Electronic Arts has extended its tender offer to acquire rival publisher Take Two by nearly a month, from midnight tonight PST to May 16. EA says it is extending the deadline in order to reply to further requests for information on the deal from the Federal Trade Commission, though the frantic ducking and weaving of Take Two’s board and management might also have something to do with it.
EA originally made the offer for Take Two, worth $2 billion, public back on February 24 ; offering $26 per share in cash, a 64 percent premium on Take Two’s share price. The offer had originally been made to the board of Take Two, who rejected the offer before EA made it public to all shareholders ; with the publisher wishing to close the deal before the release of Grand Theft Auto IV at the end of April, so as to put their marketing weight behind the biggest anticipated game of the year.
Take Two’s board then went into some evasive manouvering to avoid the deal. They pushed back the annual general meeting of shareholders by a week ; only allowed shareholders registered on the books five days before EA’s offer was made public to vote – after about half of Take Two’s shares changed hands in the days proceeding the offer.

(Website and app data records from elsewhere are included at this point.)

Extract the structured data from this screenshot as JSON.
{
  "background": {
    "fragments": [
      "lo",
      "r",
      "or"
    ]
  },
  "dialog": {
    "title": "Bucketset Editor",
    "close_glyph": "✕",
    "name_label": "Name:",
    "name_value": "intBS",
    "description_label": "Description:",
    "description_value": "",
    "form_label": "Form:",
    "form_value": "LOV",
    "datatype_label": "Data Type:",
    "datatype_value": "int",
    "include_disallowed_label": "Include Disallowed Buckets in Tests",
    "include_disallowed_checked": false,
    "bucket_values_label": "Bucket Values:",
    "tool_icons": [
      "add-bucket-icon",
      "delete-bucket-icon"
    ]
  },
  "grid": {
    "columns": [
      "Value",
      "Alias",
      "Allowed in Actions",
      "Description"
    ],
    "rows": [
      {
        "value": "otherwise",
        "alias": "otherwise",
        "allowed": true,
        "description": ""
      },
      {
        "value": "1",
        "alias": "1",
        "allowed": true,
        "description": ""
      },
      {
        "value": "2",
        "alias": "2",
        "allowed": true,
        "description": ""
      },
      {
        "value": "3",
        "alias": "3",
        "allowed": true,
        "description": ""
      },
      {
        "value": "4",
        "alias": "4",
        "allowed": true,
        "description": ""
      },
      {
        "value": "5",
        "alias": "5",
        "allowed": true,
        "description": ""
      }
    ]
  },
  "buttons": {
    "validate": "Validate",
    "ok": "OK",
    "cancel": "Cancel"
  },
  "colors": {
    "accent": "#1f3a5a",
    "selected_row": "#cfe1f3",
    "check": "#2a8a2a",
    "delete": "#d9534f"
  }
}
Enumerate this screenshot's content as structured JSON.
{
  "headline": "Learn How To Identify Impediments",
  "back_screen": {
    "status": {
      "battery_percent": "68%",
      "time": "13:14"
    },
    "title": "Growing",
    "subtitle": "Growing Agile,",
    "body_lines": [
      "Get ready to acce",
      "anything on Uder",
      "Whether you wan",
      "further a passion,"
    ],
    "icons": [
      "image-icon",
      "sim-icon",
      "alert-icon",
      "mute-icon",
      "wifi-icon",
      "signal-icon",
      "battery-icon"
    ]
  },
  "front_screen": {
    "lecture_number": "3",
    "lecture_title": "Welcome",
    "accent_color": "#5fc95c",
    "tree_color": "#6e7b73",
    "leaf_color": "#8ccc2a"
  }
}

The meeting also gave the management team of Strauss Zelnick (brought in after shareholders booted the previous management team, who had presided over some messy disasters) a pay hike ; and divested about 8-percent worth of Take Two’s shares to them. This sees EA’s per share offer drop slightly, though the overall deal is still worth $2 billion.
Now Take Two is refusing to meet with EA until the day after GTA IV is released, hoping that the huge sales of that game – and they will be huge – will give Take Two a stronger bargaining position from which to mount their fight.
EA’s extension of the offer shows that they’re still interested, even if the company won’t be in its hands in time for the release of GTA IV. EA could simply withdraw the offer, watch Take Two’s share price plummet and come back in a few months, but for EA time is of the essence.
The merger between Activision and Blizzard will be complete in June, and the new publishing powerhouse will supplant EA as number one in the video gaming market. EA is seeking to fortify its position by snapping up a middle-to-heavy-weight publisher like Take Two, which will bring franchises beyond GTA into its fold : Bioshock, Civilization and Eldar Scrolls amongst others, as well as the development teams Take Two owns, most notably Rockstar.
This is part of a general realignment in the video game publishing world we’ll be seeing over the coming year. Activision-Blizzard has changed the centre of gravity in the industry, and as well as publishers merging we’re likely to see some hot competition to snap up hot new IPs. It has not passed unnoticed that some of the biggest hits in recent times have been new IPs, such as Bioshock and Guitar Hero, and developing these new franchises will be essential as old ones become stale. It will be a good time to be a burgeoning developer.
Take Two has had a rocky time in the previous few years. Despite having some impressive IPs under its wing after an $80 million acquisition spree in 2005, from GTA through Bioshock and Civilization, it also had a series of management crises and scandals that have cost the company. It has been embroiled in scandals relating to the content of some of its games, including Grand Theft Auto III, which was pulled from shelves in several countries including the U.S. in 2005 after the Hot Coffeegate incident.
During 2007 shareholders ousted five of six board members, including the chief executive, and the former chief executive Ryan Brant pleaded guilty to falsifying business records in 2000 and 2001.
Take Two has recovered from these scandals, and has had many successes in 2007 and will do in 2008, but it is unclear how the company would fare by itself in the new video gaming world order come June and the finalisation of the Acti-Blizzard merger.